Data records for software interfaces:
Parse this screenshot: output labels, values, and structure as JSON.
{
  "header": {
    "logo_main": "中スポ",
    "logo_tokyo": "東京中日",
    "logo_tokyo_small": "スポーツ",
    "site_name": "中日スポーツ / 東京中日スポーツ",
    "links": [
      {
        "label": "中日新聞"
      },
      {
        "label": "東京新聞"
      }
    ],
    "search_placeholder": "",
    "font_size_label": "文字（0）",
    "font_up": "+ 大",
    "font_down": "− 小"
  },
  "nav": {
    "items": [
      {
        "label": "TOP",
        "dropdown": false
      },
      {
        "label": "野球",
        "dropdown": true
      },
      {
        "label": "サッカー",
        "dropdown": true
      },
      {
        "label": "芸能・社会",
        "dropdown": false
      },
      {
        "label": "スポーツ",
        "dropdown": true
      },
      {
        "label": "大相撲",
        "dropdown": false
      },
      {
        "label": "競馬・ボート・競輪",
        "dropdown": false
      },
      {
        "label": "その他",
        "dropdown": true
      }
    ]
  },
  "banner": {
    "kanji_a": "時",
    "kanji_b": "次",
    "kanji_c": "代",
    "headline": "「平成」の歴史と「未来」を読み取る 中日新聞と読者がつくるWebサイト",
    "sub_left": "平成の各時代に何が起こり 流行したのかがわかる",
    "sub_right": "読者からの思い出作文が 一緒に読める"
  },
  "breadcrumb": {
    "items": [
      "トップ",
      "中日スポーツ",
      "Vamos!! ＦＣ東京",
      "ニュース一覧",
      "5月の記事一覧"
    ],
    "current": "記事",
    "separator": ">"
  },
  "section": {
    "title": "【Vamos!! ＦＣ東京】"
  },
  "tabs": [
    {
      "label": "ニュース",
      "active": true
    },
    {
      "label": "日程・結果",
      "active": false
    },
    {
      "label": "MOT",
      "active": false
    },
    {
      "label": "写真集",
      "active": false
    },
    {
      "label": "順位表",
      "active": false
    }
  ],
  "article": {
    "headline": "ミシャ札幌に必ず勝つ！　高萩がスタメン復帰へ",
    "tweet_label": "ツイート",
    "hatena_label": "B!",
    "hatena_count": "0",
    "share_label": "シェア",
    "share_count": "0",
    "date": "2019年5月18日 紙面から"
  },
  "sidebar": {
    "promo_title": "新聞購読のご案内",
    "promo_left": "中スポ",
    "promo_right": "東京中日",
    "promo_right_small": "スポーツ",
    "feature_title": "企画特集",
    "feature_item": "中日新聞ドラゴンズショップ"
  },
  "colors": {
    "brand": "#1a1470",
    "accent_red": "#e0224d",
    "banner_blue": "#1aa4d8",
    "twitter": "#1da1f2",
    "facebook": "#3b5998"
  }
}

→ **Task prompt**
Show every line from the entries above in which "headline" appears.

→ **Answer box**
    "headline": "「平成」の歴史と「未来」を読み取る 中日新聞と読者がつくるWebサイト",
    "headline": "ミシャ札幌に必ず勝つ！　高萩がスタメン復帰へ",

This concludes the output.